Interview with Max Finberg, Growing Hope Globally
The following interview was originally published on RickSteves.com. Growing Hope Globally is grateful to have received a $50,000 grant from Rick Steves’ Climate Smart Commitment.
Growing Hope Globally (Growing Hope) works with farmers and community groups in the US to fight hunger in developing countries. We spoke with President and CEO Max Finberg to learn how our Climate Smart Commitment grant is helping Growing Hope teach farmers in northwestern Honduras climate-smart farming techniques.
What is Growing Hope’s mission?
Growing Hope Globally provides a unique opportunity for people, especially in rural communities in the US, to connect with and support communities around the world in growing lasting solutions to hunger.
How did Growing Hope get started?
Ohio farmers Vernon and Carol Sloan founded Growing Hope in 1999, when they invited their neighbors to become part of the solution to world hunger by shipping corn from their fields to developing countries.
They quickly learned shipping was too costly — nearly 15 times the cost of the grain itself — and would wreak havoc on local farmers and markets. Seeking a new idea, they sat down with a handful of organizations that implement international food security programs. Their unique solution: Use the proceeds from crops raised and sold in the US to fund agricultural development programs overseas.
That seed of an idea has blossomed into a network of community Growing Projects in more than 20 states. Together, we have served over two million people and helped them feed their families over the long haul.
How will the Climate Smart Commitment grant be used to support Growing Hope’s work in Honduras?
With support from Rick Steves’ Europe, three communities in northwestern Honduras will be empowered to establish sustainable agricultural livelihoods, advocate with their government, and protect their natural resources. Four hundred families are being trained in order to have access to food produced on their own land through conservation agriculture practices. Crop diversification among smallholder farmers will be taught in order to improve nutrition, increase income, and provide alternatives so that if one crop fails, others succeed.
This is increasingly important as drought becomes more prevalent in countries most vulnerable to climate change, including Honduras. With this training, farmers will be able to sustainably feed their families and avoid having to migrate. Participants will build and use 150 eco-stoves to reduce firewood consumption and latrines to prevent watershed pollution. Community-based organizations have introduced those techniques, as well as organic compost and others. They have also engaged students to plant almost 3,000 trees as part of a larger reforestation campaign to reduce environmental risks and vulnerability.
What do you hope to see as the long-term impact of Growing Hope’s work?

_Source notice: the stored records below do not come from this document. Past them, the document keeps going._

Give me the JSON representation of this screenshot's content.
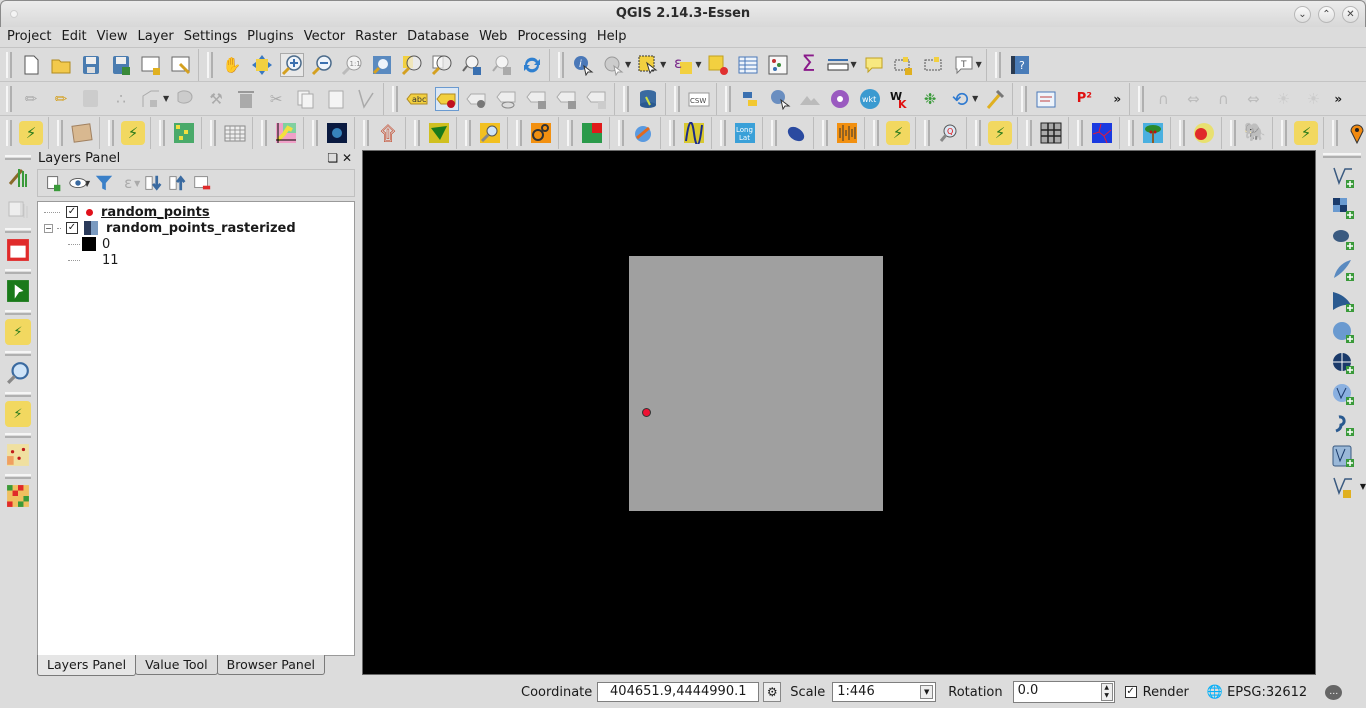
{
  "window": {
    "title": "QGIS 2.14.3-Essen"
  },
  "menubar": [
    "Project",
    "Edit",
    "View",
    "Layer",
    "Settings",
    "Plugins",
    "Vector",
    "Raster",
    "Database",
    "Web",
    "Processing",
    "Help"
  ],
  "toolbar_icons": {
    "row1": [
      "new-project",
      "open-project",
      "save-project",
      "save-project-as",
      "new-print-composer",
      "composer-manager",
      "pan",
      "pan-to-selection",
      "zoom-in",
      "zoom-out",
      "zoom-native",
      "zoom-full",
      "zoom-to-selection",
      "zoom-to-layer",
      "zoom-last",
      "zoom-next",
      "refresh",
      "identify",
      "run-action",
      "select-features",
      "select-by-expression",
      "deselect",
      "attribute-table",
      "field-calculator",
      "statistical-summary",
      "measure",
      "map-tips",
      "new-bookmark",
      "show-bookmarks",
      "text-annotation",
      "help"
    ],
    "row2": [
      "current-edits",
      "toggle-editing",
      "save-edits",
      "add-feature",
      "vertex-tool",
      "move-feature",
      "node-tool",
      "delete-selected",
      "cut-features",
      "copy-features",
      "paste-features",
      "digitize",
      "label",
      "pin-labels",
      "show-hide-labels",
      "preview-labels",
      "move-label",
      "rotate-label",
      "change-label",
      "db-manager",
      "csw",
      "python-console",
      "identify-plugin",
      "terrain",
      "plugin-settings",
      "wkt",
      "wkt-tools",
      "bug",
      "undo",
      "tool-build",
      "composer-report",
      "p2-plugin",
      "more",
      "histogram",
      "flow",
      "histogram2",
      "flow2",
      "brightness-up",
      "brightness-down",
      "more"
    ],
    "row3": [
      "plugin",
      "map-tour",
      "plugin",
      "grid",
      "table-calc",
      "raster-graph",
      "wormhole",
      "spiral",
      "satellite",
      "search",
      "processing",
      "qgis-cloud",
      "rgb",
      "sine",
      "long-lat",
      "mouse",
      "sound",
      "plugin",
      "sql",
      "plugin",
      "georeferencer",
      "network",
      "palm",
      "heatmap",
      "postgis-elephant",
      "plugin",
      "marker",
      "network"
    ]
  },
  "layers_panel": {
    "title": "Layers Panel",
    "layers": [
      {
        "name": "random_points",
        "checked": true,
        "symbol": "red-dot",
        "bold": true,
        "underline": true
      },
      {
        "name": "random_points_rasterized",
        "checked": true,
        "symbol": "raster",
        "expanded": true,
        "legend": [
          {
            "label": "0",
            "color": "#000000"
          },
          {
            "label": "11",
            "color": "#ffffff"
          }
        ]
      }
    ],
    "tabs": [
      "Layers Panel",
      "Value Tool",
      "Browser Panel"
    ],
    "active_tab": "Layers Panel"
  },
  "map": {
    "background": "#000000",
    "raster_color": "#a0a0a0",
    "point_color": "#ee1133"
  },
  "statusbar": {
    "coordinate_label": "Coordinate",
    "coordinate_value": "404651.9,4444990.1",
    "scale_label": "Scale",
    "scale_value": "1:446",
    "rotation_label": "Rotation",
    "rotation_value": "0.0",
    "render_label": "Render",
    "render_checked": true,
    "crs": "EPSG:32612"
  }
}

We want all people around the world to have enough to eat and the physical, financial, and community resources to live hopeful, healthy, productive lives. Taking a page out of Rick’s book, we know travel can be a political act and have taken hundreds of our supporters to visit programs overseas. Their people-to-people connections transform them with their new knowledge and friendships.
What can the average person do to help?

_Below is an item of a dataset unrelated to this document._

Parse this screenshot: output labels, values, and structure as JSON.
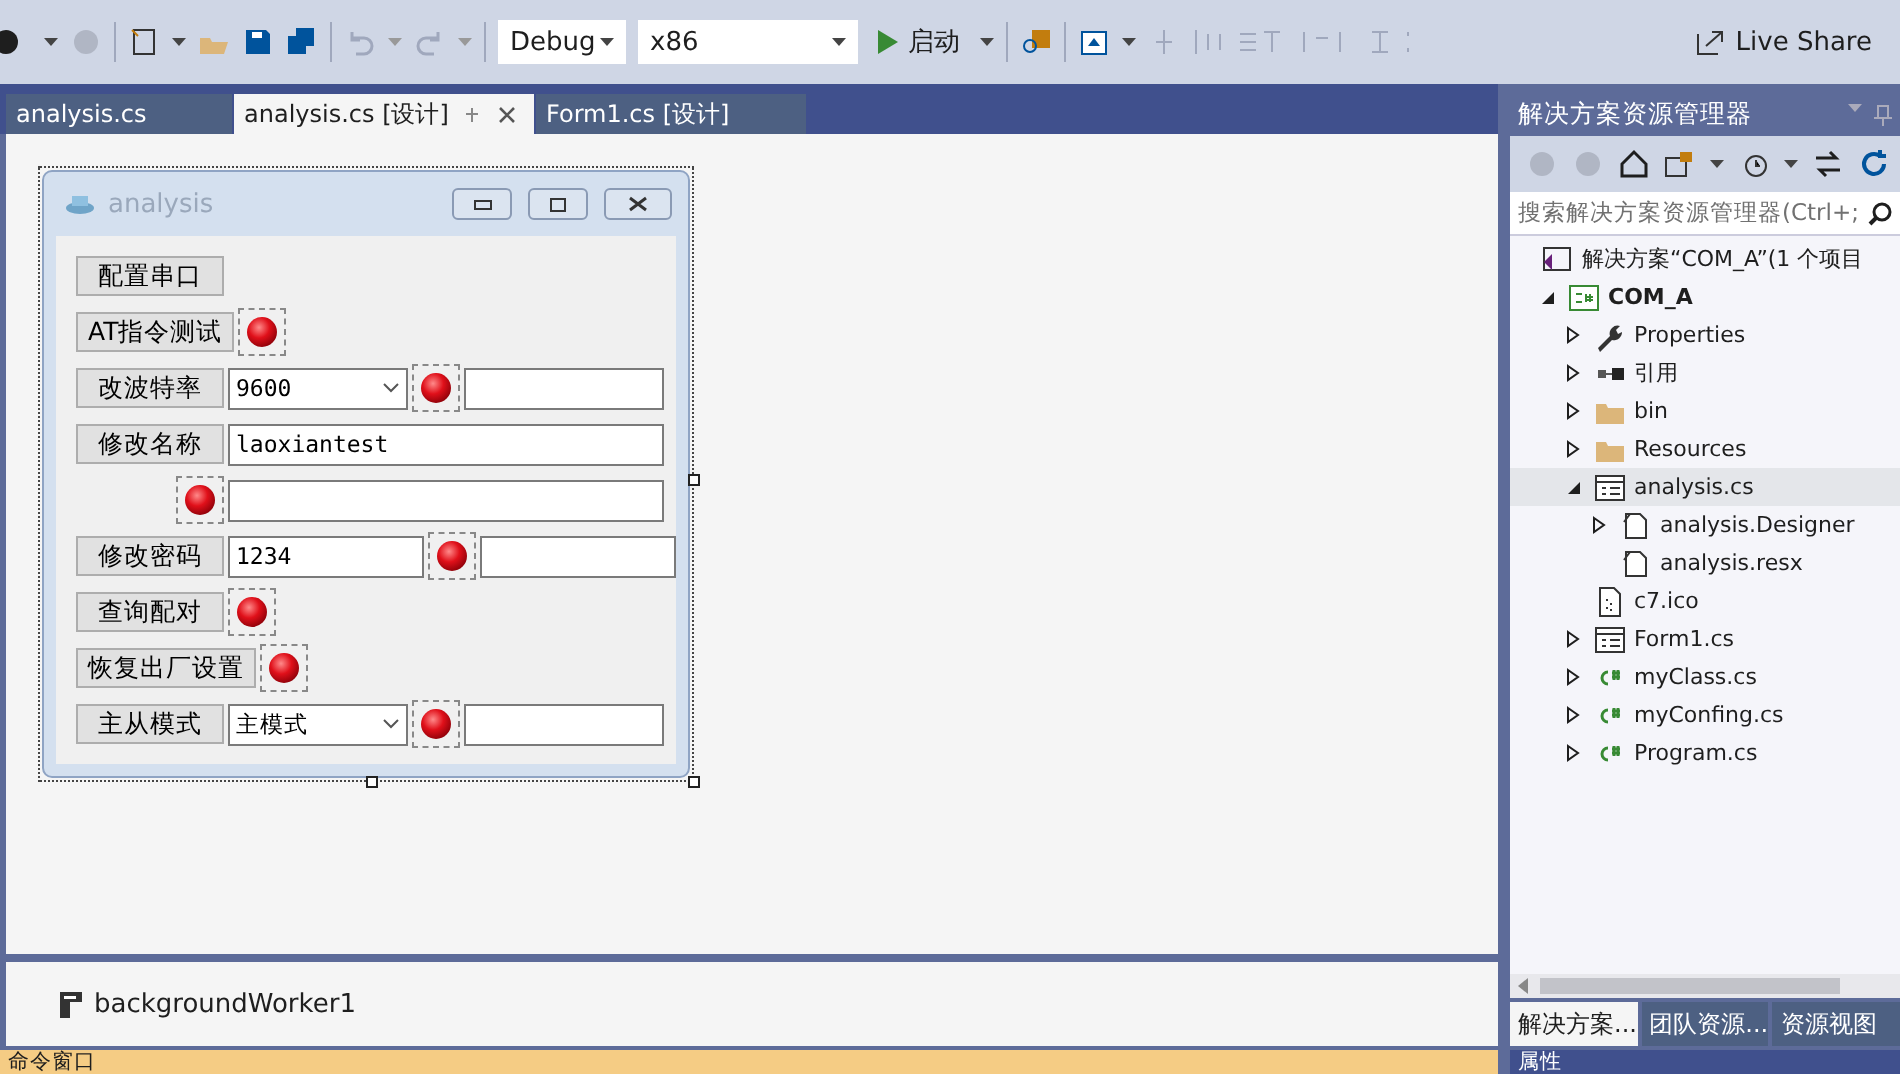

Join or start a Growing Project in your community to raise funds and awareness for lasting solutions to hunger, become a Hope Planter with a monthly gift, listen to a webinar, or travel with us to visit a program and see for yourself the impact of our work.